“A lot of equity applicants across the state are in this limbo waiting — you’re paying rent, you have no idea when it’ll end or what it’s going to look like,” said Kobie Evans, 47, the first economic empowerment applicant to win a preliminary license, for a store in Dorchester. Since January, he said, he has paid $5,500 monthly rent for a planned shop in Medford but has struggled to advance in the city’s approval process.
Medford officials said the city hasn’t approved anyone but hoped to promote social equity.
Cities and towns do want diverse business ownership, but they also have to consider applicants’ access to capital and business experience because they want viable companies, said Geoff Beckwith, of the Massachusetts Municipal Association.
Those requirements, however, can feel to equity applicants like a sign saying: Not welcome.
Brockton, one of the state’s most diverse cities, also had one of the highest marijuana arrest rates. But two local black entrepreneurs, Woods and Vanessa Jean-Baptiste, said then-Mayor Bill Carpenter ignored their meeting requests for seven months and quietly signed host agreements with better funded, more connected companies.
Carpenter said at the time that Jean-Baptiste did not request a meeting until it was too late and that he picked businesses that seemed viable, but his choices frustrated his diversity commission.
“This is our social justice reparations,” said chairman Tony Branch.
Carpenter died in July. Councilor Moises Rodrigues became mayor and reopened applications only for equity entrepreneurs because he felt they deserved a chance.
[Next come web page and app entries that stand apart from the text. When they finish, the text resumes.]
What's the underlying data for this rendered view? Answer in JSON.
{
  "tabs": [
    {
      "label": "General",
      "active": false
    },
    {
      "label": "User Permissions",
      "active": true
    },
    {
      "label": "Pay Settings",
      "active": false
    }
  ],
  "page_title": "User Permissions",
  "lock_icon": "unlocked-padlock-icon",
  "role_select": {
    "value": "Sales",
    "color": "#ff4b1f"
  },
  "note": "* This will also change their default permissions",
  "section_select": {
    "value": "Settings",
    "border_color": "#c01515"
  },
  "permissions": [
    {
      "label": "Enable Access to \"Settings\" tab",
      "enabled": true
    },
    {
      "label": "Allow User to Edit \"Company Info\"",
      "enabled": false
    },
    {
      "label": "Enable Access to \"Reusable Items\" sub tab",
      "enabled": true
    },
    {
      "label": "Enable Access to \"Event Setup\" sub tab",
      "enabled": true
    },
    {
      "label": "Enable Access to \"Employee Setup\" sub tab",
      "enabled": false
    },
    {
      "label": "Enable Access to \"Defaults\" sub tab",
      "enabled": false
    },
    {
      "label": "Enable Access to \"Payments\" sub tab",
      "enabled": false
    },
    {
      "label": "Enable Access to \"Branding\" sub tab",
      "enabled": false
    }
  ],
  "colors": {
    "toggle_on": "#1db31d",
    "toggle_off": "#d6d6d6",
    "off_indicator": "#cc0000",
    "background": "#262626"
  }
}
Woods and Jean-Baptiste applied.
“To have this opportunity, it’s just the right thing to do,” said Jean-Baptiste, 28. “The [racial] wealth gap alone is ridiculous, and the war on drugs played a big role in that.”
For now, Jones, the Marlborough entrepreneur, refuses to visit a pot store.
“None of the current dispensaries represent the people that I want to support,” she said, “which are my people.”